Pediatric ear surgery may be recommended for a diverse range of conditions. Common examples include surgery to repair various components of the outer or middle ear and procedures to address problems with the ear drum. Certain hearing devices have internal components that need to be implanted requiring a surgical procedure. Additionally, specialists performing pediatric ear surgeries may be involved with other surgeries involving the face and skull. Multiple professionals may be involved with providing care to a child who needs ear surgery. A team might include otolaryngologists, plastic surgeons, audiologists, child anesthesiologists, and radiologists.
Repair of the Outer Ear and Ear Canal
Some children are born with visible differences to the external ear structures. Microtia is a term which describes cases in which the outer portion of the ear, known as the pinna, is atypically shaped. Aural atresia refers to cases in which the ear canal is narrow or absent. Microtia and atresia can occur together in the same child. Problems with the ear canal could affect hearing or contribute to other problems such as ear infections or growth of cysts called cholesteatomas. In some cases, aural atresia repair is recommended though a procedure referred to as atresiaplasty. For children who will have both microtia repair and atresiaplasty, the timing of one surgery may affect planning for the other surgery.
Surgeries Involving the Ear Drum
The tympanic membrane is sometimes referred to as the ear drum. Children may be referred for surgery to alleviate problems with the tympanic membrane. Tympanoplasty is a surgery to repair a perforation of the ear drum. Placement of ear tubes through the eardrum is another example of a common pediatric procedure involving the tympanic membrane. Tympanoplasty may be combined with mastoidectomy for cases in which a child needs an infection to be removed.
Repair of Structures Inside the Ear
Sometimes children need ear surgery to address problems inside the ear. Stapedectomy and ossicular reconstruction surgery are common procedures used to address damage to the three ossicular bones inside the ear. Another example is surgery for cholesteatoma which may be performed to remove skin cysts or other growths inside the ear which may cause problems with hearing.

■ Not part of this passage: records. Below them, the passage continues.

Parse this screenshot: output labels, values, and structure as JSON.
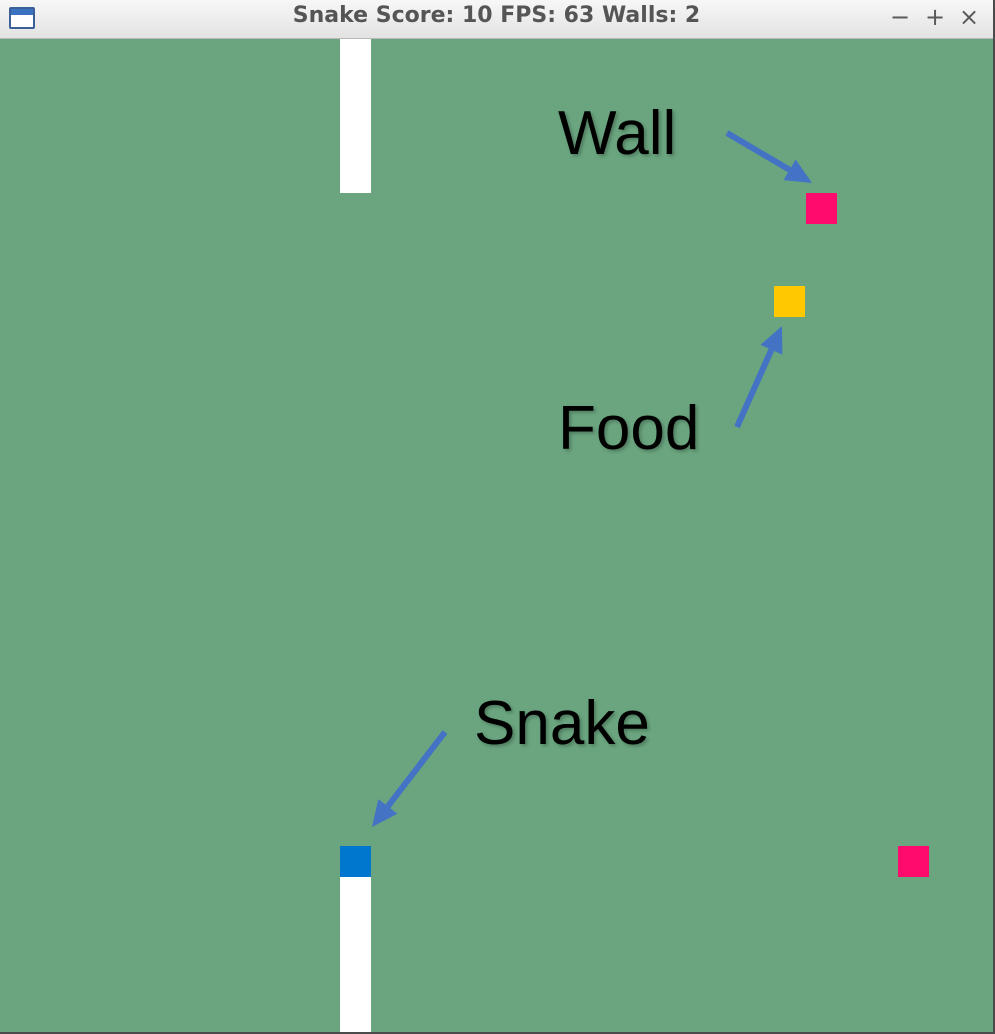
{
  "window": {
    "title": "Snake Score: 10 FPS: 63 Walls: 2",
    "controls": {
      "minimize": "−",
      "maximize": "+",
      "close": "×"
    }
  },
  "game": {
    "score": 10,
    "fps": 63,
    "walls": 2,
    "colors": {
      "background": "#6aa57f",
      "snake_head": "#0077cf",
      "snake_body": "#ffffff",
      "food": "#ffc800",
      "wall": "#ff0b6d"
    }
  },
  "annotations": {
    "wall_label": "Wall",
    "food_label": "Food",
    "snake_label": "Snake",
    "arrow_color": "#4472c4"
  }
}
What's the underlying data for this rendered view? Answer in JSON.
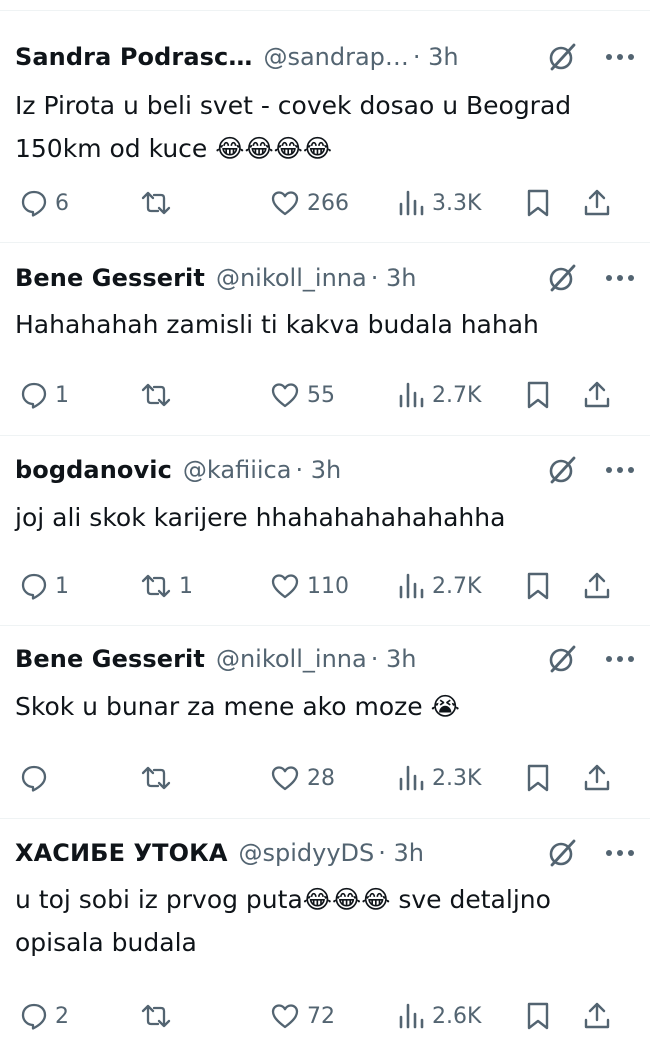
{
  "colors": {
    "text": "#0f1419",
    "secondary": "#536471",
    "divider": "#eff3f4"
  },
  "icons": {
    "reply": "speech-bubble-icon",
    "retweet": "retweet-arrows-icon",
    "like": "heart-icon",
    "views": "bar-chart-icon",
    "bookmark": "bookmark-icon",
    "share": "share-upload-icon",
    "grok": "grok-slash-icon",
    "more": "ellipsis-icon"
  },
  "tweets": [
    {
      "name": "Sandra Podrasc…",
      "handle": "@sandrap…",
      "time": "· 3h",
      "text": "Iz Pirota u beli svet - covek dosao u Beograd 150km od kuce 😂😂😂😂",
      "replies": "6",
      "retweets": "",
      "likes": "266",
      "views": "3.3K"
    },
    {
      "name": "Bene Gesserit",
      "handle": "@nikoll_inna",
      "time": "· 3h",
      "text": "Hahahahah zamisli ti kakva budala hahah",
      "replies": "1",
      "retweets": "",
      "likes": "55",
      "views": "2.7K"
    },
    {
      "name": "bogdanovic",
      "handle": "@kafiiica",
      "time": "· 3h",
      "text": "joj ali skok karijere hhahahahahahahha",
      "replies": "1",
      "retweets": "1",
      "likes": "110",
      "views": "2.7K"
    },
    {
      "name": "Bene Gesserit",
      "handle": "@nikoll_inna",
      "time": "· 3h",
      "text": "Skok u bunar za mene ako moze 😭",
      "replies": "",
      "retweets": "",
      "likes": "28",
      "views": "2.3K"
    },
    {
      "name": "ХАСИБЕ УТОКА",
      "handle": "@spidyyDS",
      "time": "· 3h",
      "text": "u toj sobi iz prvog puta😂😂😂 sve detaljno opisala budala",
      "replies": "2",
      "retweets": "",
      "likes": "72",
      "views": "2.6K"
    }
  ]
}
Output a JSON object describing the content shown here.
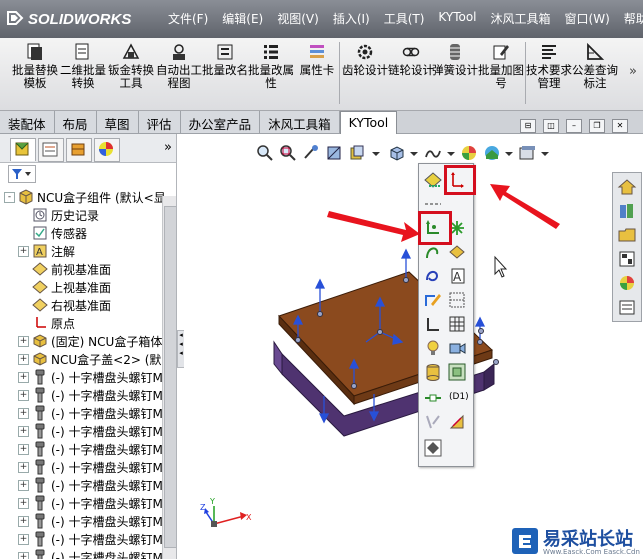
{
  "app": {
    "logo": "SOLIDWORKS"
  },
  "menu": [
    "文件(F)",
    "编辑(E)",
    "视图(V)",
    "插入(I)",
    "工具(T)",
    "KYTool",
    "沐风工具箱",
    "窗口(W)",
    "帮助(H)"
  ],
  "ribbon": {
    "group1": [
      {
        "label": "批量替换模板",
        "icon": "batch-replace-template-icon"
      },
      {
        "label": "二维批量转换",
        "icon": "2d-batch-convert-icon"
      },
      {
        "label": "钣金转换工具",
        "icon": "sheetmetal-convert-icon"
      },
      {
        "label": "自动出工程图",
        "icon": "auto-drawing-icon"
      },
      {
        "label": "批量改名",
        "icon": "batch-rename-icon"
      },
      {
        "label": "批量改属性",
        "icon": "batch-property-icon"
      },
      {
        "label": "属性卡",
        "icon": "property-card-icon"
      }
    ],
    "group2": [
      {
        "label": "齿轮设计",
        "icon": "gear-design-icon"
      },
      {
        "label": "链轮设计",
        "icon": "sprocket-design-icon"
      },
      {
        "label": "弹簧设计",
        "icon": "spring-design-icon"
      },
      {
        "label": "批量加图号",
        "icon": "batch-drawing-number-icon"
      }
    ],
    "group3": [
      {
        "label": "技术要求管理",
        "icon": "tech-requirement-icon"
      },
      {
        "label": "公差查询标注",
        "icon": "tolerance-query-icon"
      }
    ],
    "more": "»"
  },
  "cm_tabs": [
    "装配体",
    "布局",
    "草图",
    "评估",
    "办公室产品",
    "沐风工具箱",
    "KYTool"
  ],
  "cm_active": "KYTool",
  "panel": {
    "more": "»"
  },
  "tree": [
    {
      "label": "NCU盒子组件 (默认<显",
      "exp": "-",
      "indent": 0,
      "icon": "assembly"
    },
    {
      "label": "历史记录",
      "exp": "",
      "indent": 1,
      "icon": "history"
    },
    {
      "label": "传感器",
      "exp": "",
      "indent": 1,
      "icon": "sensor"
    },
    {
      "label": "注解",
      "exp": "+",
      "indent": 1,
      "icon": "annotation"
    },
    {
      "label": "前视基准面",
      "exp": "",
      "indent": 1,
      "icon": "plane"
    },
    {
      "label": "上视基准面",
      "exp": "",
      "indent": 1,
      "icon": "plane"
    },
    {
      "label": "右视基准面",
      "exp": "",
      "indent": 1,
      "icon": "plane"
    },
    {
      "label": "原点",
      "exp": "",
      "indent": 1,
      "icon": "origin"
    },
    {
      "label": "(固定) NCU盒子箱体",
      "exp": "+",
      "indent": 1,
      "icon": "part"
    },
    {
      "label": "NCU盒子盖<2> (默",
      "exp": "+",
      "indent": 1,
      "icon": "part"
    },
    {
      "label": "(-) 十字槽盘头螺钉M",
      "exp": "+",
      "indent": 1,
      "icon": "screw"
    },
    {
      "label": "(-) 十字槽盘头螺钉M",
      "exp": "+",
      "indent": 1,
      "icon": "screw"
    },
    {
      "label": "(-) 十字槽盘头螺钉M",
      "exp": "+",
      "indent": 1,
      "icon": "screw"
    },
    {
      "label": "(-) 十字槽盘头螺钉M",
      "exp": "+",
      "indent": 1,
      "icon": "screw"
    },
    {
      "label": "(-) 十字槽盘头螺钉M",
      "exp": "+",
      "indent": 1,
      "icon": "screw"
    },
    {
      "label": "(-) 十字槽盘头螺钉M",
      "exp": "+",
      "indent": 1,
      "icon": "screw"
    },
    {
      "label": "(-) 十字槽盘头螺钉M",
      "exp": "+",
      "indent": 1,
      "icon": "screw"
    },
    {
      "label": "(-) 十字槽盘头螺钉M",
      "exp": "+",
      "indent": 1,
      "icon": "screw"
    },
    {
      "label": "(-) 十字槽盘头螺钉M",
      "exp": "+",
      "indent": 1,
      "icon": "screw"
    },
    {
      "label": "(-) 十字槽盘头螺钉M",
      "exp": "+",
      "indent": 1,
      "icon": "screw"
    },
    {
      "label": "(-) 十字槽盘头螺钉M",
      "exp": "+",
      "indent": 1,
      "icon": "screw"
    }
  ],
  "flyout": {
    "dimension_label": "(D1)"
  },
  "triad": {
    "x": "X",
    "y": "Y",
    "z": "Z"
  },
  "watermark": {
    "text": "易采站长站",
    "sub": "Www.Easck.Com  Easck.Cdn"
  },
  "colors": {
    "highlight": "#d40e1e",
    "arrow": "#e8141e",
    "box_lid": "#8b4a1e",
    "box_body": "#5a3c78",
    "axis_blue": "#2850d8"
  }
}
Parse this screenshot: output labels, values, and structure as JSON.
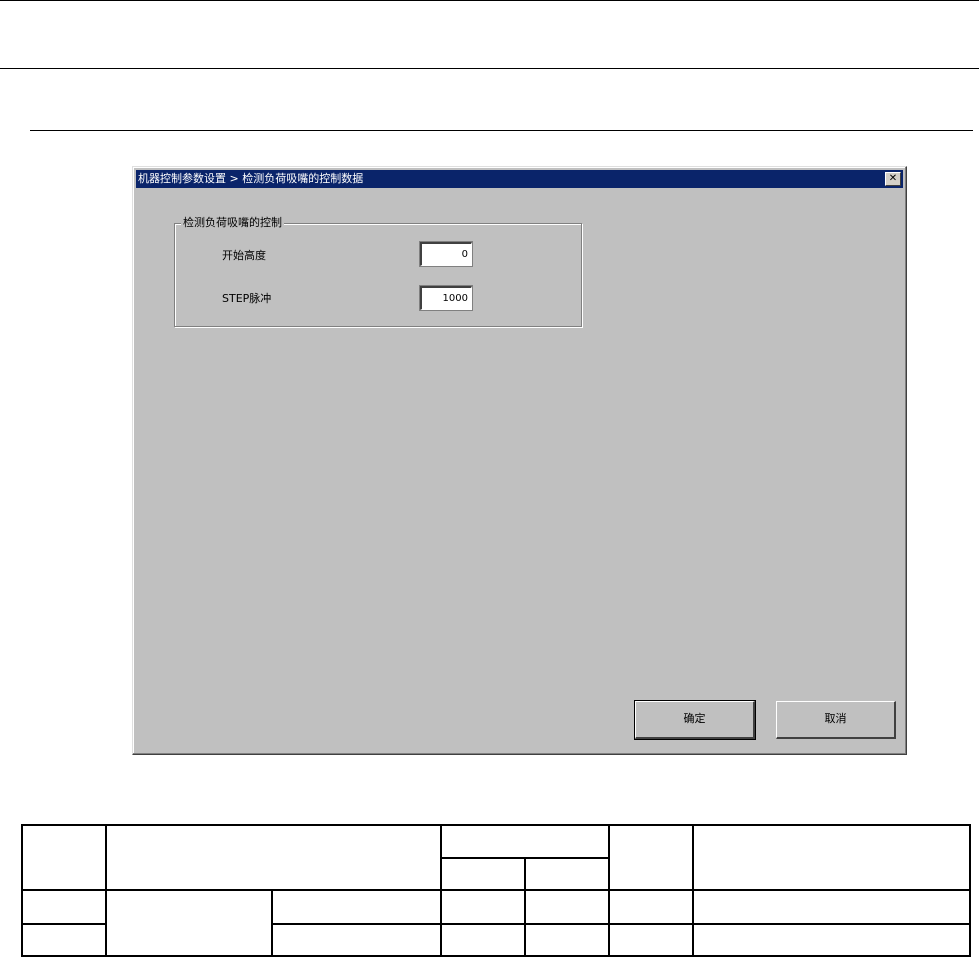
{
  "dialog": {
    "title": "机器控制参数设置 > 检测负荷吸嘴的控制数据",
    "close_glyph": "✕",
    "group": {
      "legend": "检测负荷吸嘴的控制",
      "fields": [
        {
          "label": "开始高度",
          "value": "0"
        },
        {
          "label": "STEP脉冲",
          "value": "1000"
        }
      ]
    },
    "buttons": {
      "ok": "确定",
      "cancel": "取消"
    }
  },
  "colors": {
    "dialog_bg": "#c0c0c0",
    "titlebar_bg": "#0a246a",
    "titlebar_text": "#ffffff"
  }
}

Implantable Hearing Devices
For some children, the hearing device of choice contains a component which must be placed surgically. Children who use bone anchored hearing aids (BAHA), and children who use cochlear implant technology are examples of patients who have ear surgery related to placing implant devices to assist with hearing.
Facial Nerve and Skull Base Surgeries
In addition to pediatric ear surgeries, specialists may also be involved with procedures to address other problems, such as facial paralysis or problems requiring skull base surgery.
Pediatric ear surgery may be recommended for a variety of conditions or reasons. Some children are referred for multiple ear procedures. Talk with the child’s physician to understand the specifics of various procedures and how timing of one procedure may affect the other.